Mythology take-homw exam 1

Mythology take-homw exam 1 - Mike Zolnick CLAS-104-01 Part...

Info iconThis preview shows pages 1–3. Sign up to view the full content.

View Full Document Right Arrow Icon
Mike Zolnick CLAS-104-01 Part 1 1. The platonic Socrates argues that love begins first as a physical attraction – or, rather, a love of physical beauty. A person will then realize the beauty in all living beings and become instilled with a sense of love for the “beauty in the soul [that] is more precious than that in the body.” (M&L, p. 201) This love is more wholesome and pure than any other. Additionally, it allows us to further understand the complexity of the love exhibited by the god Eros, an object of much discourse. 2. On the east and west pediments of the Parthenon are depictions of Athena’s birth and victory in the control of Athens. A long frieze comprised of ninety-two metopes that display various accounts of Athena’s grandeur accompanies these huge engravings. A frieze on the inside of the Parthenon depicts Athenian citizens as “marshals, attendants, horsemen, hoplites, and assistants in the worship of Athena.” (M&L, p. 169) In the center is a huge statue of Athena, which reinforces all of her grandeur and holiness seen throughout the temple. Thus, the role of the Parthenon is complete; it glorifies Athena at every inch of the building and also provides the only place grand enough to worship the mighty Athena. The Athenian people see themselves as servants to the all-mighty Athena and consequently carry themselves accordingly. 3. In the story of Galetea and Polyphemus, our cycloptic hero kills the lover of Galatea, a woman who has rejected Polyphemus repeatedly. In book IX in the Odyssey , he cries to his father, Poseidon, to carry out his vengeance against Odysseus, who got Polyphemus drunk and poked out his eye. In both stories, Polyphemus is shown as an innocent beast with an unstoppable rage. In the former, he recounts the beauty of his rugged features (M&L, p. 355). He is comedic in his simplemindedness, drawing pity from the reader
Background image of page 1

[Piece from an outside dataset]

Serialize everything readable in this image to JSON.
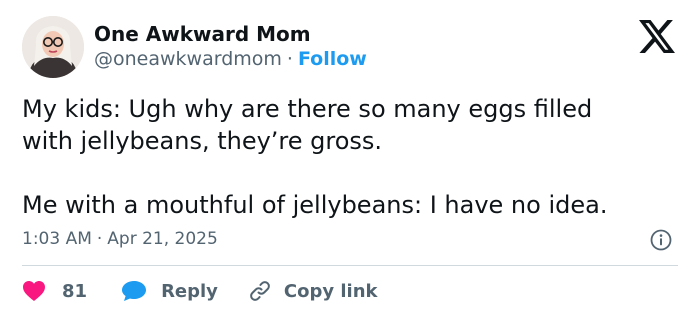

Info iconThis preview has intentionally blurred sections. Sign up to view the full version.

View Full DocumentRight Arrow Icon
Mike Zolnick CLAS-104-01 over his unfortunate circumstances. This is seen again in the Odyssey , when he is tricked by the guiles of Odysseus. He is merely a victim of circumstance, caught up in the doings of more important heroes and gods. 4. The relationship between Zeus and Poseidon has been marked on numerous occasions by the all-knowing god falling victim to the trickery of the mortal Prometheus. Zeus’s punishments come harsh and quick; at one point, he punished Prometheus in a Lindsay- esque hell-dimension where his liver would be eaten –daily – by a bird. Zeus also punished Prometheus’s theft of fire with the creation of mortal women. Yet, Prometheus fights for the rights of men, inspiring us that, with enough intelligence and trickery, you can deceive even the highest of gods. 5.
Background image of page 2
Image of page 3
This is the end of the preview. Sign up to access the rest of the document.

This note was uploaded on 04/08/2008 for the course CLAS 104 taught by Professor Jones during the Fall '07 term at Tulane.

Page1 / 6

Mythology take-homw exam 1 - Mike Zolnick CLAS-104-01 Part...

This preview shows document pages 1 - 3. Sign up to view the full document.

View Full Document Right Arrow Icon
Ask a homework question - tutors are online